The roll was made up of 18 sheets of vellum, approximately 30cm x 100cm, bound by thread stitching, with the top two sheets detached. The general condition was good, with some fading on the front page and a little damage to some of the bottom edges. Although the handwriting was clear, the documents had been written in Latin. Instantly, Kathy knew these were not familiar Scottish documents. The landholding system in Scotland was quite different to England and there were no manorial courts.
The same day, two experienced researchers were at the Hub and Kathy invited them to join her as she carefully unrolled the vellum. Their excitement grew as they realised that the documents dated from the 17th century. But, when Scottish genealogist and tutor, Lorna Kinnaird, took a look at them she knew that they needed further investigation and contacted me, a cross-border local and family historian, to investigate further.
Kathy and the Hub Manager, Paul Brough, allowed me to photograph some of the pages. It was quickly apparent to me that this was a manorial court roll detailing the business of the manorial court of Wyverstone, also spelled Wiverstone.
Research was limited at the time by the impact of COVID-19 on travel and access to archives. However, I used a variety of internet sources to discover that Wyverstone Manor was situated in the Hartismere Hundred of Suffolk and is recorded in the Domesday Book as being in the possession of Alwin in Saxon times. It transferred to Robert Malet after the Norman Conquest and, at the time of the creation of these documents, the Lord of the Manor was Sir Edmund Bacon, Baronet.
Sir Edmund was the great-great grandson of Sir Nicholas Bacon, first Baronet Bacon of Redgrave, Lord Keeper of the Great Seal to Elizabeth I. Sir Nicholas had a great deal of land in East Anglia and London, much of it former monastic land, acquired during the Reformation in the 16th century.
Sir Edmund was the fourth Baronet Bacon of Redgrave, born in Ryburgh, Norfolk in 1634. He attended Caius College, Cambridge from the age of 14 and, aged around 21, inherited the title from his grandfather. In 1666 he was also appointed High Sheriff of Suffolk.
A Deed of Settlement held at Norfolk Record Office showed that Wyverstone was still in the hands of Sir Edmund in 1674. He died in 1685 and was buried at St Mary the Virgin Church, Redgrave, Suffolk and his will was proved at the Prerogative Court of Canterbury. As there was also a Sir Edmund Bacon of Gillingham whose dates overlap, care must be taken to avoid confusion.

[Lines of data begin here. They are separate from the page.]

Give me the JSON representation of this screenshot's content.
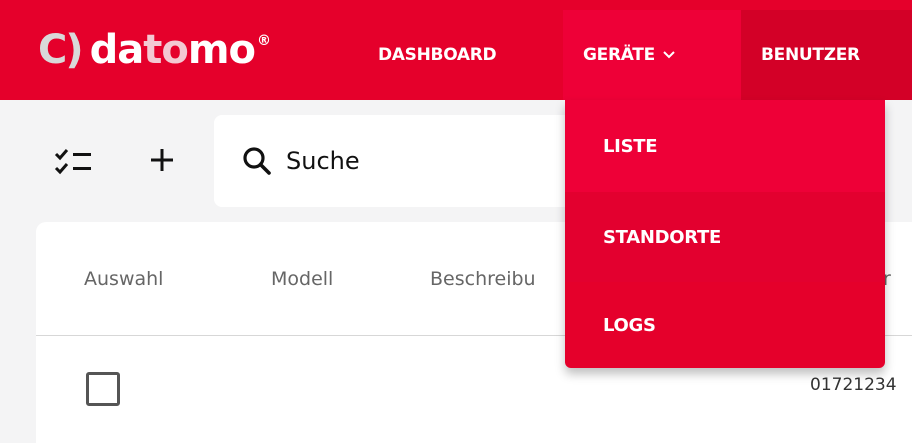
{
  "brand": {
    "mark": "C)",
    "word_a": "da",
    "word_b": "to",
    "word_c": "mo",
    "registered": "®"
  },
  "nav": {
    "dashboard": "DASHBOARD",
    "geraete": "GERÄTE",
    "benutzer": "BENUTZER"
  },
  "dropdown": {
    "items": [
      {
        "label": "LISTE",
        "active": true
      },
      {
        "label": "STANDORTE",
        "active": false
      },
      {
        "label": "LOGS",
        "active": false
      }
    ]
  },
  "toolbar": {
    "checklist_icon": "checklist-icon",
    "add_icon": "plus-icon"
  },
  "search": {
    "placeholder": "Suche",
    "value": ""
  },
  "table": {
    "headers": [
      "Auswahl",
      "Modell",
      "Beschreibu",
      "nr"
    ],
    "rows": [
      {
        "number": "01721234"
      }
    ]
  },
  "colors": {
    "brand_red": "#e5002b",
    "active_red": "#ee0037",
    "background": "#f4f4f5"
  }
}
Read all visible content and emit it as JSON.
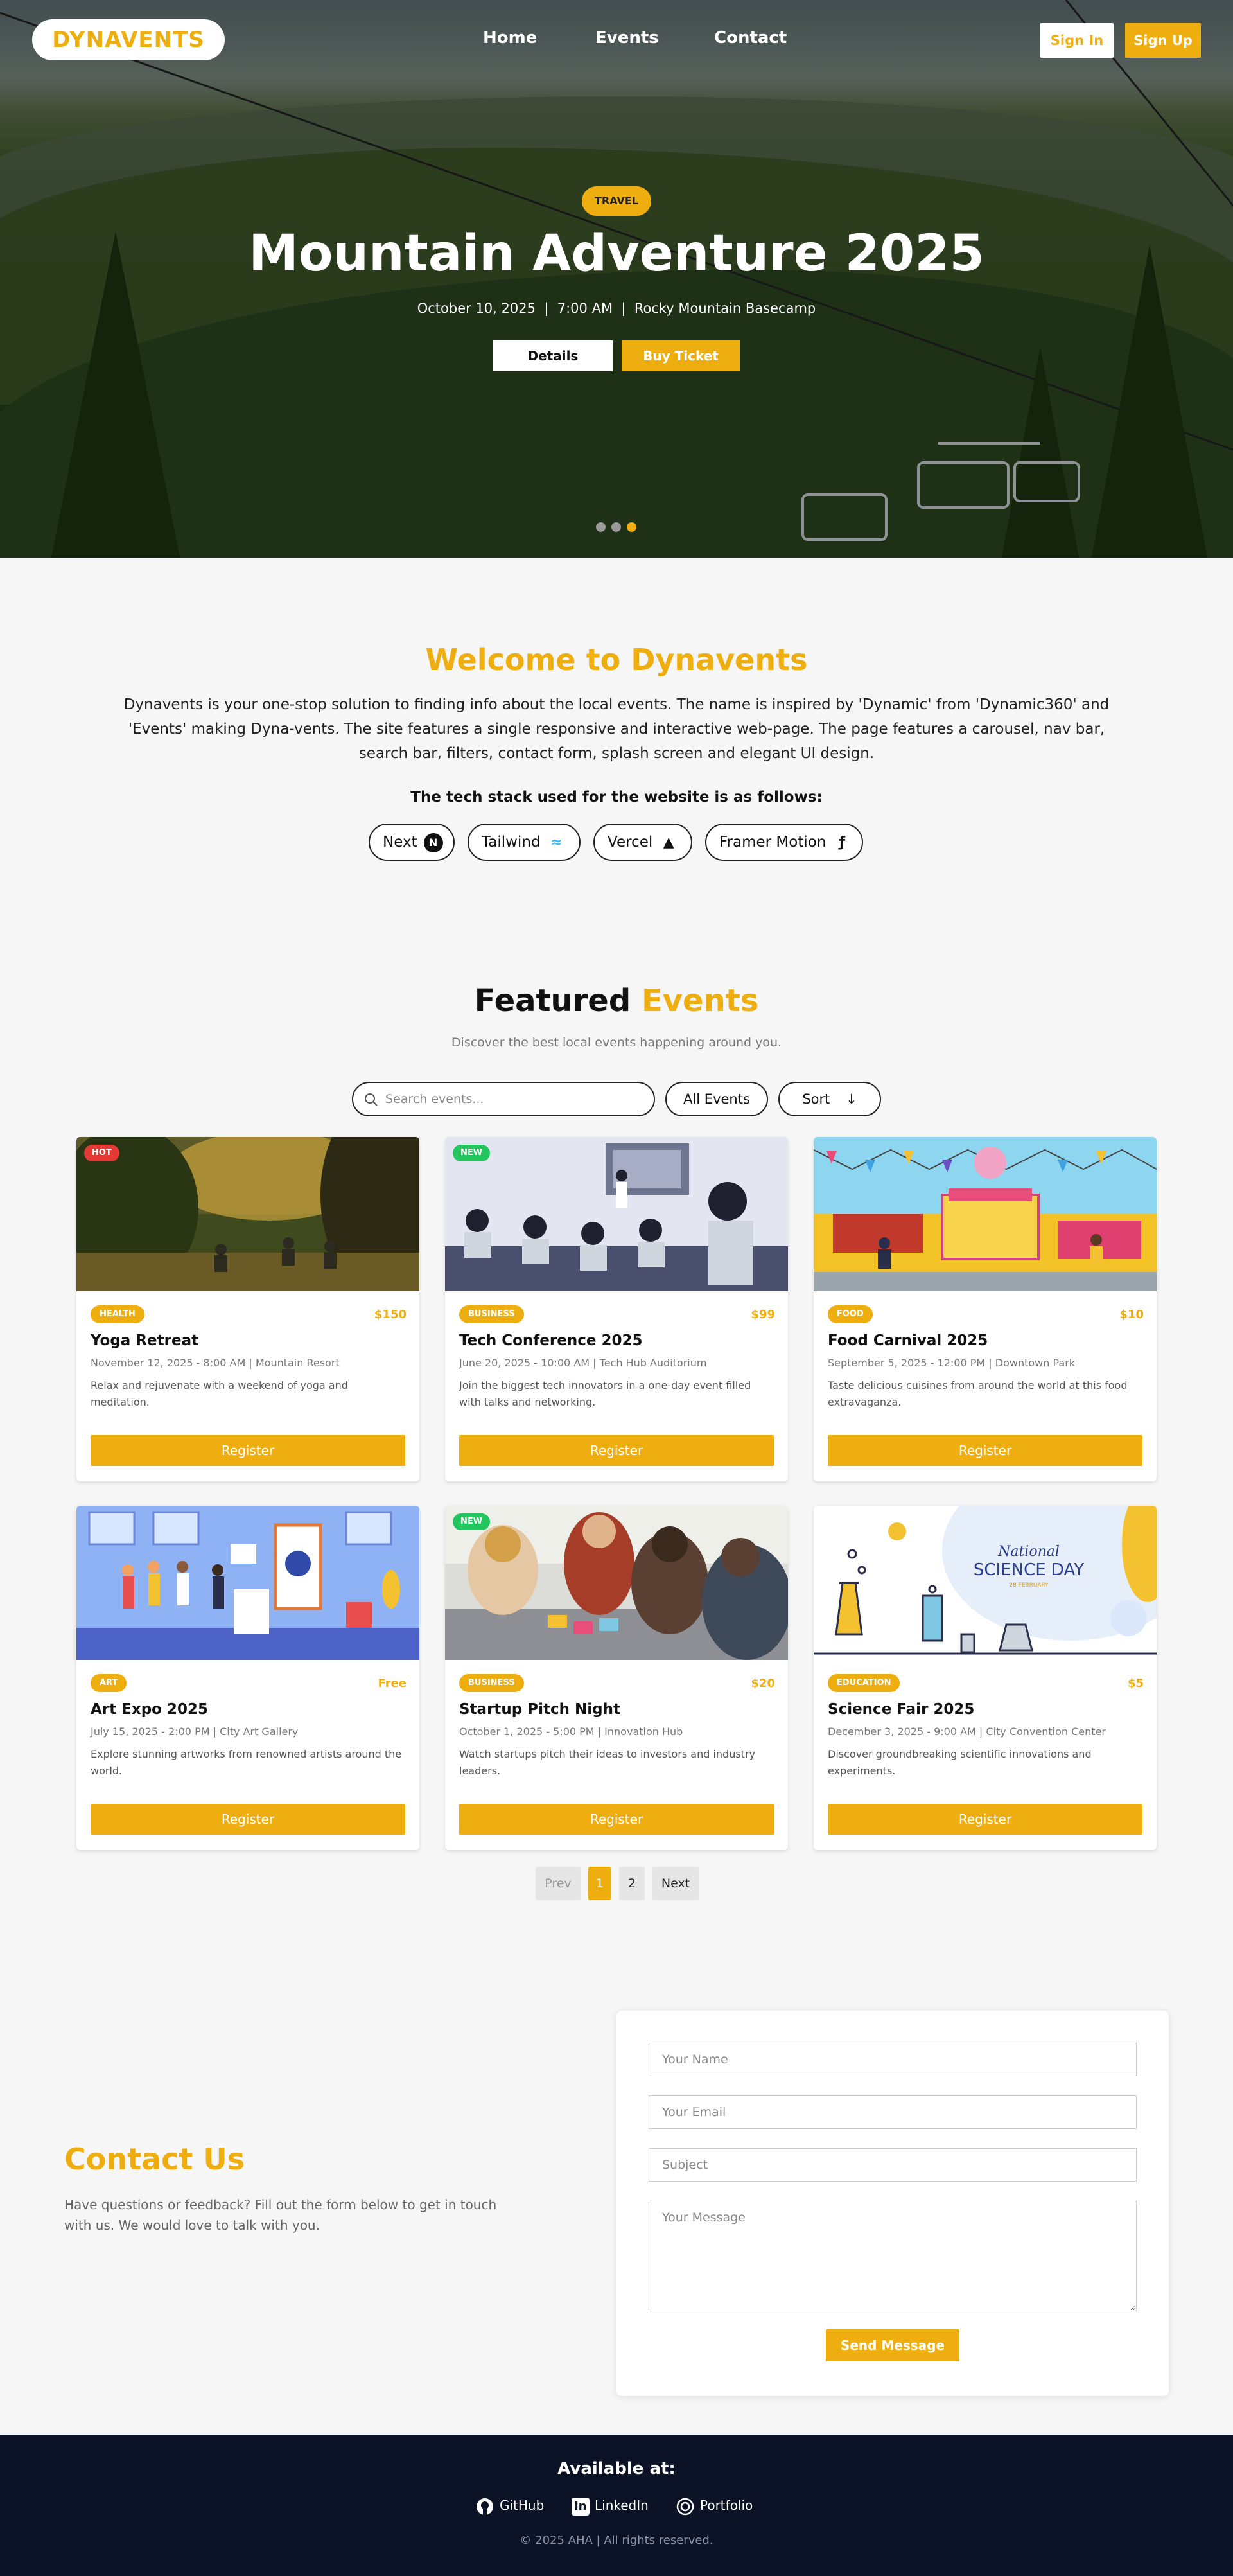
{
  "brand": {
    "name": "DYNAVENTS",
    "accent": "#eeae10",
    "dark": "#0c1326"
  },
  "nav": {
    "items": [
      "Home",
      "Events",
      "Contact"
    ],
    "sign_in": "Sign In",
    "sign_up": "Sign Up"
  },
  "hero": {
    "category": "TRAVEL",
    "title": "Mountain Adventure 2025",
    "meta": "October 10, 2025  |  7:00 AM  |  Rocky Mountain Basecamp",
    "details_label": "Details",
    "buy_label": "Buy Ticket",
    "slides": 3,
    "active_slide": 3
  },
  "welcome": {
    "title": "Welcome to Dynavents",
    "text": "Dynavents is your one-stop solution to finding info about the local events. The name is inspired by 'Dynamic' from 'Dynamic360' and 'Events' making Dyna-vents. The site features a single responsive and interactive web-page. The page features a carousel, nav bar, search bar, filters, contact form, splash screen and elegant UI design.",
    "stack_heading": "The tech stack used for the website is as follows:",
    "stack": [
      {
        "label": "Next",
        "icon": "nextjs-icon"
      },
      {
        "label": "Tailwind",
        "icon": "tailwind-icon"
      },
      {
        "label": "Vercel",
        "icon": "vercel-icon"
      },
      {
        "label": "Framer Motion",
        "icon": "framer-icon"
      }
    ]
  },
  "featured": {
    "title_a": "Featured",
    "title_b": "Events",
    "subtitle": "Discover the best local events happening around you.",
    "search_placeholder": "Search events...",
    "filter_label": "All Events",
    "sort_label": "Sort",
    "register_label": "Register",
    "events": [
      {
        "badge": "HOT",
        "badge_color": "#e53935",
        "category": "HEALTH",
        "price": "$150",
        "title": "Yoga Retreat",
        "meta": "November 12, 2025 - 8:00 AM | Mountain Resort",
        "desc": "Relax and rejuvenate with a weekend of yoga and meditation."
      },
      {
        "badge": "NEW",
        "badge_color": "#22c55e",
        "category": "BUSINESS",
        "price": "$99",
        "title": "Tech Conference 2025",
        "meta": "June 20, 2025 - 10:00 AM | Tech Hub Auditorium",
        "desc": "Join the biggest tech innovators in a one-day event filled with talks and networking."
      },
      {
        "badge": "",
        "badge_color": "",
        "category": "FOOD",
        "price": "$10",
        "title": "Food Carnival 2025",
        "meta": "September 5, 2025 - 12:00 PM | Downtown Park",
        "desc": "Taste delicious cuisines from around the world at this food extravaganza."
      },
      {
        "badge": "",
        "badge_color": "",
        "category": "ART",
        "price": "Free",
        "title": "Art Expo 2025",
        "meta": "July 15, 2025 - 2:00 PM | City Art Gallery",
        "desc": "Explore stunning artworks from renowned artists around the world."
      },
      {
        "badge": "NEW",
        "badge_color": "#22c55e",
        "category": "BUSINESS",
        "price": "$20",
        "title": "Startup Pitch Night",
        "meta": "October 1, 2025 - 5:00 PM | Innovation Hub",
        "desc": "Watch startups pitch their ideas to investors and industry leaders."
      },
      {
        "badge": "",
        "badge_color": "",
        "category": "EDUCATION",
        "price": "$5",
        "title": "Science Fair 2025",
        "meta": "December 3, 2025 - 9:00 AM | City Convention Center",
        "desc": "Discover groundbreaking scientific innovations and experiments.",
        "image_text_a": "National",
        "image_text_b": "SCIENCE DAY",
        "image_text_c": "28 FEBRUARY"
      }
    ],
    "pagination": {
      "prev": "Prev",
      "pages": [
        "1",
        "2"
      ],
      "current": "1",
      "next": "Next"
    }
  },
  "contact": {
    "title": "Contact Us",
    "text": "Have questions or feedback? Fill out the form below to get in touch with us. We would love to talk with you.",
    "name_placeholder": "Your Name",
    "email_placeholder": "Your Email",
    "subject_placeholder": "Subject",
    "message_placeholder": "Your Message",
    "send_label": "Send Message"
  },
  "footer": {
    "title": "Available at:",
    "links": [
      {
        "label": "GitHub",
        "icon": "github-icon"
      },
      {
        "label": "LinkedIn",
        "icon": "linkedin-icon"
      },
      {
        "label": "Portfolio",
        "icon": "portfolio-icon"
      }
    ],
    "copyright": "© 2025 AHA | All rights reserved."
  }
}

There are few manorial documents held in Suffolk for Wyverstone. A check of the Manorial Documents Register showed that the majority of the court records up to 1657 are held in the University of Chicago Library, Special Collections. For the date of these documents, the late 1660s, the only reference to manorial court records is 1599-1711 court extracts (compiled in the 18th century), held at Suffolk Record Office, Ipswich Branch (ref. HA407/6022), although this is not shown in the Ipswich Record Office online catalogue. It would appear therefore that this is indeed a new find, not currently included in the Manorial Documents Register.
So, what is next for this fascinating document? Kathy and Paul are very keen to ensure that it is relocated to the appropriate local archives. Coincidentally, Paul used to work with Bridget Hanley of the Suffolk Record Office at Ipswich. He has been in touch with her and is making arrangements for the documents to be safely transported there to Suffolk, where they can be examined by experts on this area of England.
Asked how they felt about this unexpected find, Kathy and Paul said that it had been a privilege to have these court rolls temporarily. In this Border Reiver area, there has been a long-standing tradition of relieving the English of their goods but fortunately, this time, they will be making their way back to their true home.